Background: Malabsorptive bariatric surgery requires life-long micronutrient supplementation. Based on the recommendations, we assessed the number of adjustments of micronutrient supplementation and the prevalence of vitamin and mineral deficiencies at a minimum follow-up of 5 years after biliopancreatic diversion with duodenal switch (BPD-DS).
Methods: Between October 2010 and December 2013, a total of 51 patients at a minimum follow-up of 5 years after BPD-DS were invited for a clinical check-up with a nutritional blood screening test for vitamins and minerals.
Results: Forty-three of fifty-one patients (84.3 %) completed the blood sampling with a median follow-up of 71.2 (range 60-102) months after BPD-DS. At that time, all patients were supplemented with at least one multivitamin. However, 35 patients (81.4 %) showed either a vitamin or a mineral deficiency or a combination of it. Nineteen patients (44.1 %) were anemic, and 17 patients (39.5 %) had an iron deficiency. High deficiency rates for fat-soluble vitamins were also present in 23.2 % for vitamin A, in 76.7 % for vitamin D, in 7.0 % for vitamin E, and in 11.6 % for vitamin K.
Conclusions: The results of our study show that the prevalence of vitamin and mineral deficiencies after BPD-DS is 81.4 % at a minimum follow-up of 5 years. The initial prescription of micronutrient supplementation and further adjustments during the first follow-up were insufficient to avoid long-term micronutrient deficiencies.

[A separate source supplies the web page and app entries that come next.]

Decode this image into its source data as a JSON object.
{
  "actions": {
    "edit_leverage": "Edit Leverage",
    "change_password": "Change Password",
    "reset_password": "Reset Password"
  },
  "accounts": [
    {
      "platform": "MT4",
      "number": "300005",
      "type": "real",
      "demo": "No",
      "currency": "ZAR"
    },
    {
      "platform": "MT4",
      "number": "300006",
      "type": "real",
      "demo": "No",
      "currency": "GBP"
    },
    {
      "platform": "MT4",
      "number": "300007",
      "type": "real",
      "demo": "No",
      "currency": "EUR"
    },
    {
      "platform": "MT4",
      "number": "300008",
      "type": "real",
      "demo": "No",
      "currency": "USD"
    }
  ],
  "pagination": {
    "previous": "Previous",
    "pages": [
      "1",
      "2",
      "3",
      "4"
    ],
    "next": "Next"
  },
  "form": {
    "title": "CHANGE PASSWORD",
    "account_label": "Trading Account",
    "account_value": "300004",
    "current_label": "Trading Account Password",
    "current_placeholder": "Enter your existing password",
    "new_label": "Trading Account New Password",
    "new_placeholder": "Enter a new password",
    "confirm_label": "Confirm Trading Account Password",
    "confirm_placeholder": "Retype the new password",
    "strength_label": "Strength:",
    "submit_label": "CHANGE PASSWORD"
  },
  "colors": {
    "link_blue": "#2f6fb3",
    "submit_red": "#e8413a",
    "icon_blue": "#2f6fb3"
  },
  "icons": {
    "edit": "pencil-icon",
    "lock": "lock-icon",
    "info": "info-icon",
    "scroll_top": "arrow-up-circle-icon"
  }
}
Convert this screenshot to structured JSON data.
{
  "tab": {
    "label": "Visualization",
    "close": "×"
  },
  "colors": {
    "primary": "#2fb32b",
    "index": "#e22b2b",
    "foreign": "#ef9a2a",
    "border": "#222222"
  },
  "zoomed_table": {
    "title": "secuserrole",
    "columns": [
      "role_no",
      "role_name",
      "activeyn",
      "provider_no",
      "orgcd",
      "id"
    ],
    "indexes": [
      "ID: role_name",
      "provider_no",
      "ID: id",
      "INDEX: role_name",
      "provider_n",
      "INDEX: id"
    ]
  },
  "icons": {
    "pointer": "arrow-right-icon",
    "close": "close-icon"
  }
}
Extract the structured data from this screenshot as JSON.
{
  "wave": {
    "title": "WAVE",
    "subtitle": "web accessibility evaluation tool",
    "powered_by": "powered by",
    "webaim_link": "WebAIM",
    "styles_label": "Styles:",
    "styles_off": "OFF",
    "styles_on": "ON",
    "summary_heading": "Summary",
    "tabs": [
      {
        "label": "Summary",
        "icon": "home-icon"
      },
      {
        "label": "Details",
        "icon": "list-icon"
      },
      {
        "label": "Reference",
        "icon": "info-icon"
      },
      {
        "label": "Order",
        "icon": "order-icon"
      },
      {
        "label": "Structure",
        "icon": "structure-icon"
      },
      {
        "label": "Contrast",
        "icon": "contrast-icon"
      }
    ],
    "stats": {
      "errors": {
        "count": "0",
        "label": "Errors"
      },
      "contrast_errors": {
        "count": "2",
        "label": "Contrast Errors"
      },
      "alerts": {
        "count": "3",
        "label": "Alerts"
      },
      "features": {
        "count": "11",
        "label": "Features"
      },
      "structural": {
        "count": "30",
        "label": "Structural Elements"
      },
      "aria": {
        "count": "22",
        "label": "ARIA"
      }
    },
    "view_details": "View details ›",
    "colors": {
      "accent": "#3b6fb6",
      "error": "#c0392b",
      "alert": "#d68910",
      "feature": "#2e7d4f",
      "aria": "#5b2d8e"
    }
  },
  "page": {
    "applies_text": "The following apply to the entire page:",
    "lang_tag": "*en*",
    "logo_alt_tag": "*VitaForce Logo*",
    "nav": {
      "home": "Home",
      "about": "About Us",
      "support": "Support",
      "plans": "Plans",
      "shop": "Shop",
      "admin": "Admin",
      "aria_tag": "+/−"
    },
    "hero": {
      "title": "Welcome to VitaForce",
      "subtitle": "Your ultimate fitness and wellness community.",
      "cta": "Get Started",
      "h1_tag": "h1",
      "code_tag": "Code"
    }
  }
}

Life-long monitoring of micronutrients at a specialized bariatric center and possibly a better micronutrient supplementation, is crucial to avoid a deficient micronutrient status at every stage after malabsorptive bariatric surgery.
Keywords: Biliopancreatic diversion with duodenal switch; Long-term follow-up; Micronutrient supplementation; Mineral deficiency; Vitamin deficiency.